#### [Task instructions]
Each record below is to be restated word for word.
_ _ _ _
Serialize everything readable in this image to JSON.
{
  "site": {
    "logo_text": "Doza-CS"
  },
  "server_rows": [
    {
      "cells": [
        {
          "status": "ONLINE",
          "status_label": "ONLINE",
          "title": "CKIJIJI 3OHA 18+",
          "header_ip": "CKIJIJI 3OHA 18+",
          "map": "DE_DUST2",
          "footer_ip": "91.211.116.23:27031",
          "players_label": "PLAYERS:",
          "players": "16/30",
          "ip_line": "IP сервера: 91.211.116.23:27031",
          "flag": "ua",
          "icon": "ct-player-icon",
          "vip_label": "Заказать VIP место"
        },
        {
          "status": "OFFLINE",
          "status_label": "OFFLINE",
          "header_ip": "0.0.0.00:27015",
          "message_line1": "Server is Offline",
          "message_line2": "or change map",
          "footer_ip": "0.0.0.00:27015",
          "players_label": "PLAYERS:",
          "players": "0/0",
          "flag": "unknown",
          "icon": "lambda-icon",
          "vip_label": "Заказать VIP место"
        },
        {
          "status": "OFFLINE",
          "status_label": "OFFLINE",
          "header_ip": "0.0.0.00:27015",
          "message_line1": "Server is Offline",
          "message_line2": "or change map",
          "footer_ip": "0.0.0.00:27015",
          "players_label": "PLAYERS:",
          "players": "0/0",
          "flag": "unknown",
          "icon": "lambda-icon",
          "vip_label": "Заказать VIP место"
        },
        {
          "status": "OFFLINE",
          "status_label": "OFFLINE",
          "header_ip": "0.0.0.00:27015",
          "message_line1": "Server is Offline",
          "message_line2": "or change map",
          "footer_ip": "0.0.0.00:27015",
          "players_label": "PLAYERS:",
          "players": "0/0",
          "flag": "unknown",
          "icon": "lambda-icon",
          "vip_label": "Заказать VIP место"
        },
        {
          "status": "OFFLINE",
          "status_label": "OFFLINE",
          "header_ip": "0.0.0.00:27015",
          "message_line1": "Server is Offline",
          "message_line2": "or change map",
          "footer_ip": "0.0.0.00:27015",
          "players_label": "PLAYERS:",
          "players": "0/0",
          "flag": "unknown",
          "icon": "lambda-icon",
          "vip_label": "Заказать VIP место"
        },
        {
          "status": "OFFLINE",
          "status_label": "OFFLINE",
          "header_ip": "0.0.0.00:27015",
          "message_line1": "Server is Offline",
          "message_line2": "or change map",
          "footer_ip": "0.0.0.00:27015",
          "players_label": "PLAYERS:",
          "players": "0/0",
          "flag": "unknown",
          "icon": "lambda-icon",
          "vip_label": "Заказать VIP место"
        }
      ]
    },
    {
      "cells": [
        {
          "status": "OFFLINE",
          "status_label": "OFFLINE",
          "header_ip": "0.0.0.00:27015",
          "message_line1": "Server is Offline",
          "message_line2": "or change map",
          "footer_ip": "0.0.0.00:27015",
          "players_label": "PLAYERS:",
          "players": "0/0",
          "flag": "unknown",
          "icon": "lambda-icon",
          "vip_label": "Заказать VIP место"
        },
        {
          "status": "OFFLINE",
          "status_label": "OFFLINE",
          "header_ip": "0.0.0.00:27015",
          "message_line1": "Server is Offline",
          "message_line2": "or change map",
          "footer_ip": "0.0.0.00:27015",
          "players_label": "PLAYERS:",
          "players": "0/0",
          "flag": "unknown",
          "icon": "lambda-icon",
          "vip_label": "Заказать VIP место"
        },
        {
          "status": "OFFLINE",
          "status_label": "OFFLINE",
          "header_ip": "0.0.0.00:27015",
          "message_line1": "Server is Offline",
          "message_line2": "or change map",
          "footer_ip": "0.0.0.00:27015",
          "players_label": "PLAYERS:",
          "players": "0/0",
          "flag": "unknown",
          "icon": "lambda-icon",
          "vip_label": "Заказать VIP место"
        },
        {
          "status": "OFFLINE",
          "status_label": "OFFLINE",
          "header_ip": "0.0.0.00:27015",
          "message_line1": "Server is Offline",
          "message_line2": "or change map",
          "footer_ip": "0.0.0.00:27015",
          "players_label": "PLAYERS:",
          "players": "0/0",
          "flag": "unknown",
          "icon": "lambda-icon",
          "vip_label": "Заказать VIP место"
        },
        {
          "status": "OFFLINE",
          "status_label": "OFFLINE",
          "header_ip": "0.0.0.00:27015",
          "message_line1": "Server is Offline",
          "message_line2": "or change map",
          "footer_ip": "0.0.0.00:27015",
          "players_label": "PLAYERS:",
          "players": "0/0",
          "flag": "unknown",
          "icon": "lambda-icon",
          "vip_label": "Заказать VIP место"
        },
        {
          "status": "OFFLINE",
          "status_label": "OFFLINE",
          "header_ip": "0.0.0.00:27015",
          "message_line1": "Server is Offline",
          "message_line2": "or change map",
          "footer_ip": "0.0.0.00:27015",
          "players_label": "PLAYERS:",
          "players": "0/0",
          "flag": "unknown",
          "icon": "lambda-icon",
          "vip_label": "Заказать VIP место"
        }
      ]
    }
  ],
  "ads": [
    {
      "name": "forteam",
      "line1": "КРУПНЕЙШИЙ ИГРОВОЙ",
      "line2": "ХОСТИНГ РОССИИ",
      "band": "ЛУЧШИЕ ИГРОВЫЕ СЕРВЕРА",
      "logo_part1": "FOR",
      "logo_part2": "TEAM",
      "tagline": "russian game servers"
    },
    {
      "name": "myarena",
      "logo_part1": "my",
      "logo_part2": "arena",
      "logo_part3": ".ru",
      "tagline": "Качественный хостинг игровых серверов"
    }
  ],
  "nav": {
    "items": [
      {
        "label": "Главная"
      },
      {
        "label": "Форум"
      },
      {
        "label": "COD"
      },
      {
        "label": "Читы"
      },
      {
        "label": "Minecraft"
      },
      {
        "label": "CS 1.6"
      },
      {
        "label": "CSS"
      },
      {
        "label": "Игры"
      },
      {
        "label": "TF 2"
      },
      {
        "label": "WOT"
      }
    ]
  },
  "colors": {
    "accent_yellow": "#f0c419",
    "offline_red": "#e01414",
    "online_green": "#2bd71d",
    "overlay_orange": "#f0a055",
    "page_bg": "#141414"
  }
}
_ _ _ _
#### [Written answer]
Serialize everything readable in this image to JSON.
{
  "site": {
    "logo_text": "Doza-CS"
  },
  "server_rows": [
    {
      "cells": [
        {
          "status": "ONLINE",
          "status_label": "ONLINE",
          "title": "CKIJIJI 3OHA 18+",
          "header_ip": "CKIJIJI 3OHA 18+",
          "map": "DE_DUST2",
          "footer_ip": "91.211.116.23:27031",
          "players_label": "PLAYERS:",
          "players": "16/30",
          "ip_line": "IP сервера: 91.211.116.23:27031",
          "flag": "ua",
          "icon": "ct-player-icon",
          "vip_label": "Заказать VIP место"
        },
        {
          "status": "OFFLINE",
          "status_label": "OFFLINE",
          "header_ip": "0.0.0.00:27015",
          "message_line1": "Server is Offline",
          "message_line2": "or change map",
          "footer_ip": "0.0.0.00:27015",
          "players_label": "PLAYERS:",
          "players": "0/0",
          "flag": "unknown",
          "icon": "lambda-icon",
          "vip_label": "Заказать VIP место"
        },
        {
          "status": "OFFLINE",
          "status_label": "OFFLINE",
          "header_ip": "0.0.0.00:27015",
          "message_line1": "Server is Offline",
          "message_line2": "or change map",
          "footer_ip": "0.0.0.00:27015",
          "players_label": "PLAYERS:",
          "players": "0/0",
          "flag": "unknown",
          "icon": "lambda-icon",
          "vip_label": "Заказать VIP место"
        },
        {
          "status": "OFFLINE",
          "status_label": "OFFLINE",
          "header_ip": "0.0.0.00:27015",
          "message_line1": "Server is Offline",
          "message_line2": "or change map",
          "footer_ip": "0.0.0.00:27015",
          "players_label": "PLAYERS:",
          "players": "0/0",
          "flag": "unknown",
          "icon": "lambda-icon",
          "vip_label": "Заказать VIP место"
        },
        {
          "status": "OFFLINE",
          "status_label": "OFFLINE",
          "header_ip": "0.0.0.00:27015",
          "message_line1": "Server is Offline",
          "message_line2": "or change map",
          "footer_ip": "0.0.0.00:27015",
          "players_label": "PLAYERS:",
          "players": "0/0",
          "flag": "unknown",
          "icon": "lambda-icon",
          "vip_label": "Заказать VIP место"
        },
        {
          "status": "OFFLINE",
          "status_label": "OFFLINE",
          "header_ip": "0.0.0.00:27015",
          "message_line1": "Server is Offline",
          "message_line2": "or change map",
          "footer_ip": "0.0.0.00:27015",
          "players_label": "PLAYERS:",
          "players": "0/0",
          "flag": "unknown",
          "icon": "lambda-icon",
          "vip_label": "Заказать VIP место"
        }
      ]
    },
    {
      "cells": [
        {
          "status": "OFFLINE",
          "status_label": "OFFLINE",
          "header_ip": "0.0.0.00:27015",
          "message_line1": "Server is Offline",
          "message_line2": "or change map",
          "footer_ip": "0.0.0.00:27015",
          "players_label": "PLAYERS:",
          "players": "0/0",
          "flag": "unknown",
          "icon": "lambda-icon",
          "vip_label": "Заказать VIP место"
        },
        {
          "status": "OFFLINE",
          "status_label": "OFFLINE",
          "header_ip": "0.0.0.00:27015",
          "message_line1": "Server is Offline",
          "message_line2": "or change map",
          "footer_ip": "0.0.0.00:27015",
          "players_label": "PLAYERS:",
          "players": "0/0",
          "flag": "unknown",
          "icon": "lambda-icon",
          "vip_label": "Заказать VIP место"
        },
        {
          "status": "OFFLINE",
          "status_label": "OFFLINE",
          "header_ip": "0.0.0.00:27015",
          "message_line1": "Server is Offline",
          "message_line2": "or change map",
          "footer_ip": "0.0.0.00:27015",
          "players_label": "PLAYERS:",
          "players": "0/0",
          "flag": "unknown",
          "icon": "lambda-icon",
          "vip_label": "Заказать VIP место"
        },
        {
          "status": "OFFLINE",
          "status_label": "OFFLINE",
          "header_ip": "0.0.0.00:27015",
          "message_line1": "Server is Offline",
          "message_line2": "or change map",
          "footer_ip": "0.0.0.00:27015",
          "players_label": "PLAYERS:",
          "players": "0/0",
          "flag": "unknown",
          "icon": "lambda-icon",
          "vip_label": "Заказать VIP место"
        },
        {
          "status": "OFFLINE",
          "status_label": "OFFLINE",
          "header_ip": "0.0.0.00:27015",
          "message_line1": "Server is Offline",
          "message_line2": "or change map",
          "footer_ip": "0.0.0.00:27015",
          "players_label": "PLAYERS:",
          "players": "0/0",
          "flag": "unknown",
          "icon": "lambda-icon",
          "vip_label": "Заказать VIP место"
        },
        {
          "status": "OFFLINE",
          "status_label": "OFFLINE",
          "header_ip": "0.0.0.00:27015",
          "message_line1": "Server is Offline",
          "message_line2": "or change map",
          "footer_ip": "0.0.0.00:27015",
          "players_label": "PLAYERS:",
          "players": "0/0",
          "flag": "unknown",
          "icon": "lambda-icon",
          "vip_label": "Заказать VIP место"
        }
      ]
    }
  ],
  "ads": [
    {
      "name": "forteam",
      "line1": "КРУПНЕЙШИЙ ИГРОВОЙ",
      "line2": "ХОСТИНГ РОССИИ",
      "band": "ЛУЧШИЕ ИГРОВЫЕ СЕРВЕРА",
      "logo_part1": "FOR",
      "logo_part2": "TEAM",
      "tagline": "russian game servers"
    },
    {
      "name": "myarena",
      "logo_part1": "my",
      "logo_part2": "arena",
      "logo_part3": ".ru",
      "tagline": "Качественный хостинг игровых серверов"
    }
  ],
  "nav": {
    "items": [
      {
        "label": "Главная"
      },
      {
        "label": "Форум"
      },
      {
        "label": "COD"
      },
      {
        "label": "Читы"
      },
      {
        "label": "Minecraft"
      },
      {
        "label": "CS 1.6"
      },
      {
        "label": "CSS"
      },
      {
        "label": "Игры"
      },
      {
        "label": "TF 2"
      },
      {
        "label": "WOT"
      }
    ]
  },
  "colors": {
    "accent_yellow": "#f0c419",
    "offline_red": "#e01414",
    "online_green": "#2bd71d",
    "overlay_orange": "#f0a055",
    "page_bg": "#141414"
  }
}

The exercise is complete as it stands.